We also want to make sure that we look out for those who are the most needy. This Senate and this Congress often talk about Social Security and it also talks about Medicare. Both of those--the Social Security Administration and CMS--are located in Maryland. We are very proud of that. The Social Security Administration is in a community called Baltimore County, a neighborhood called Woodlawn. It has a building that is 57 years old, and it hasn't had any improvements since 1959. They work in terrible situations, with mold, decay, crumbling technology, and even vermin. We make sure that those who administer the Social Security Program have the right facilities and also have the right technology.
We worked very hard to be able to stand up for our Federal employees. Again, working on a bipartisan basis, we allowed a 1.46 percent cost- of-living adjustment.
We were absolutely appalled to find out about the OPM data breach, which had a devastating effect on over 130,000 Federal employees both here and around this country. What we did, working on this bill, we are going to make sure that the Federal employees have 10 years of credit protection since OPM fell down on its job in protecting them.

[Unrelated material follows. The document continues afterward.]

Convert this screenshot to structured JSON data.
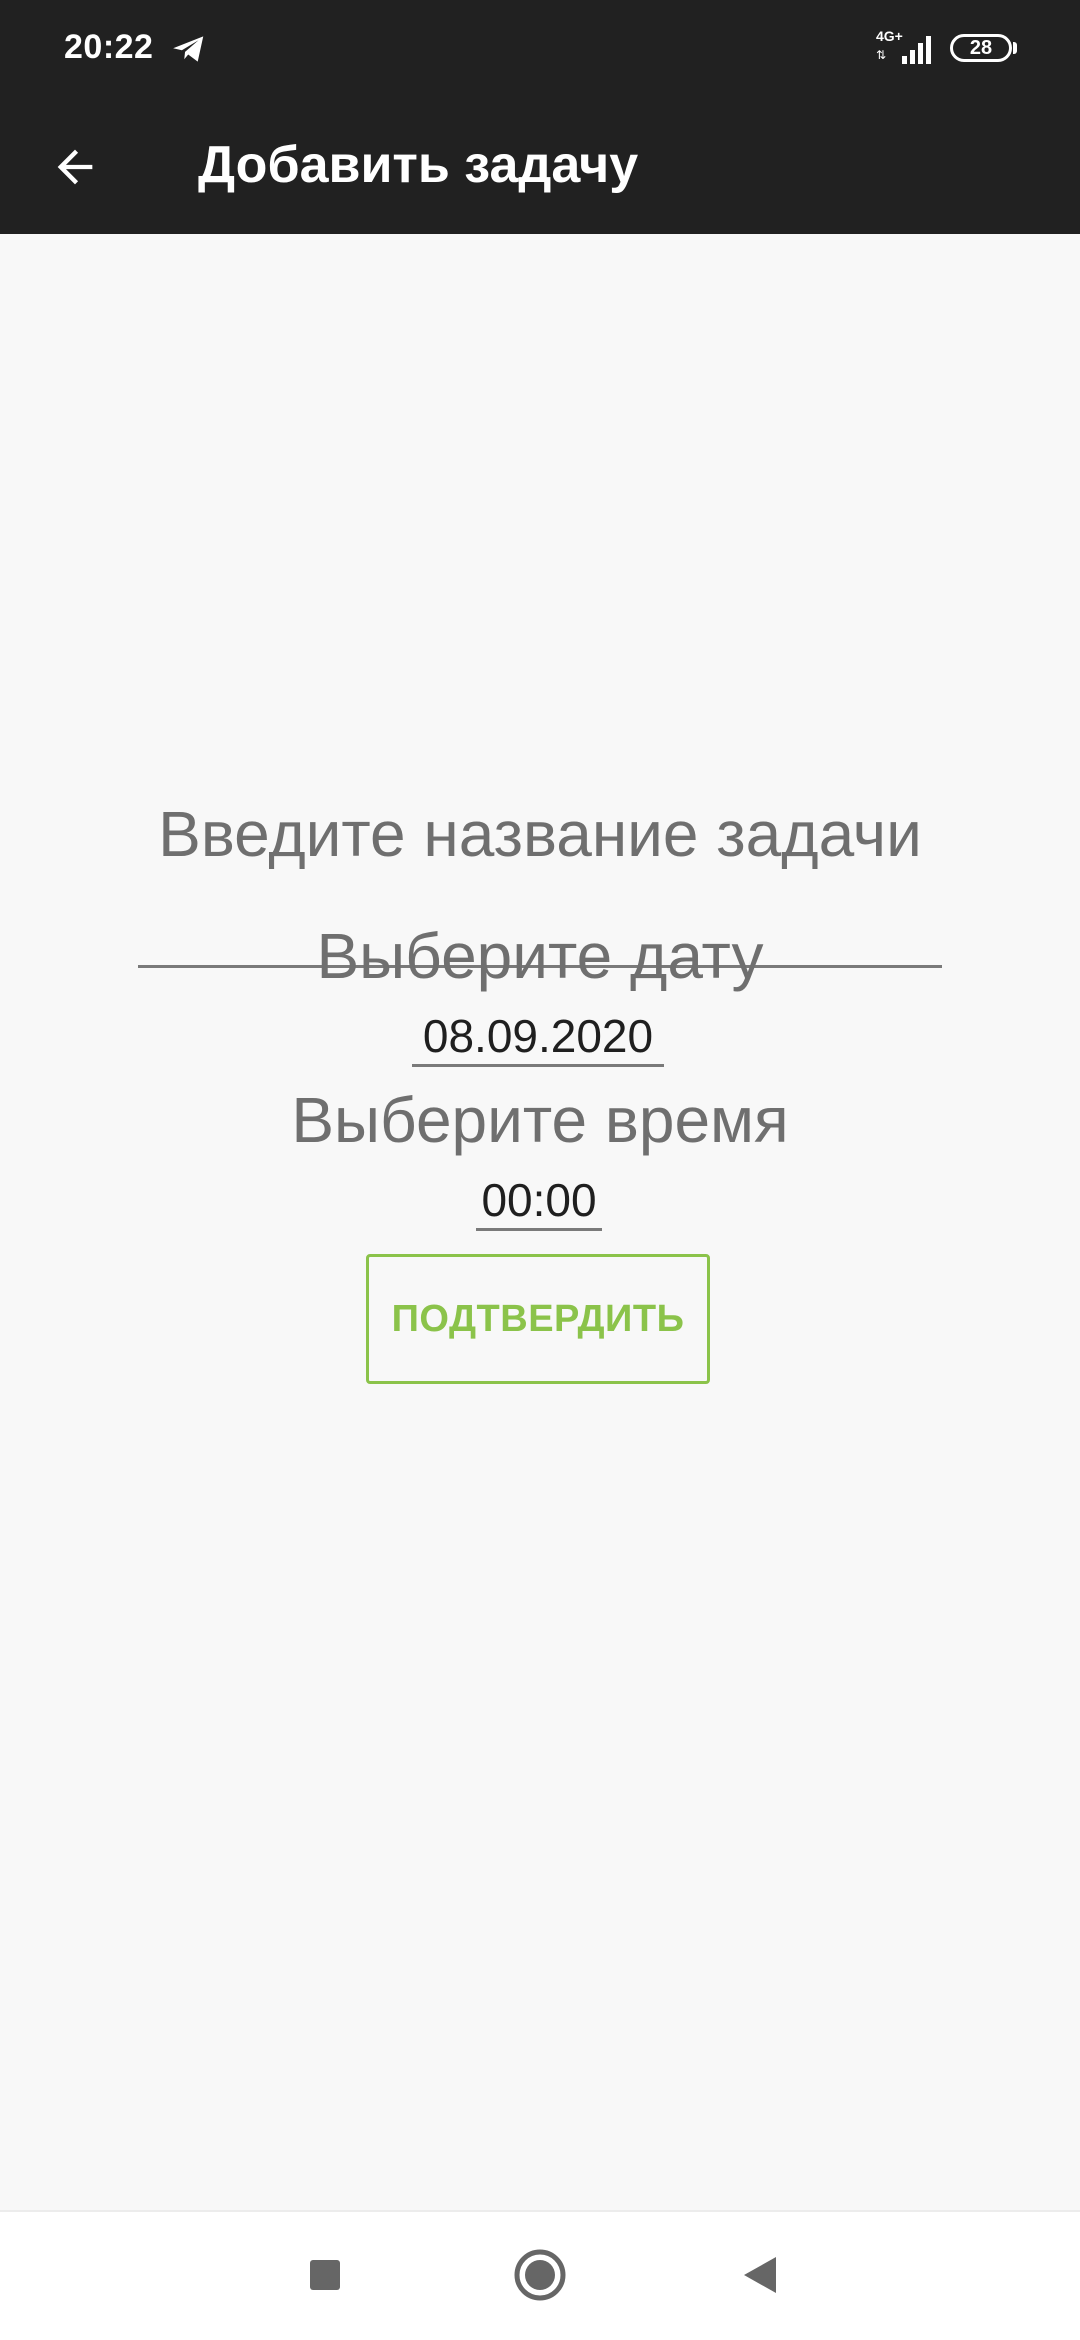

[[Page S8760]] We also have been very concerned about physical infrastructure. We work very hard in terms of the Metro. Metro is not a Maryland subway; it is not a Virginia subway; it is America's subway. For all who ride that subway, we have been absolutely concerned about their safety. Working with our colleagues across the Potomac, we have been concentrating on Metro safety, and we were able to put the funds in the Federal checkbook to be able to improve that. We also want to be able to get people to the jobs, and that is why we funded the Purple Line.
There is a great opportunity in Maryland, and I hope it comes to other parts of our country, which is modernizing our ports. Whether you are in New Orleans, whether you are in Baltimore, whether you are in Charleston, Long Beach, CA, the ports need to be modernized. It is a great opportunity for jobs--real jobs in construction and real jobs here.
I am happy to say we worked very hard over the years with my colleagues, my beloved friends--Congresswoman Helen Bentley, a wonderful Republican woman. They called us the salt and pepper of the Maryland delegation. We worked to make sure our port was dredged and ready for the future.
There are many other issues that I can show, but I wanted to show that we are making public investments that not only look out for American jobs but our Federal employees working in these key agencies-- the National Institutes of Health, the Food and Drug Administration, the National Weather Service. These are civil servants who, while they are located in Maryland, are working on a national mission. I am glad of the role I played to make sure they were capitalized.
I thank my colleagues on the other side of the aisle because they, too, understood why these investments are important.
Much is said about why we need to be America the exceptional, and I believe it is these kinds of programs. Our human infrastructure, our innovation, and our physical infrastructure is what we are doing.
There are many things in this bill. Many will complain about how big it is. But it is not how big the bill is, but it is how effective we are in helping America be able to be what America is--a land of opportunity and a land of growth and a land that knows how to protect its people and protect the world.
Mr. President, I yield the floor.
The PRESIDING OFFICER. The Senator from Tennessee.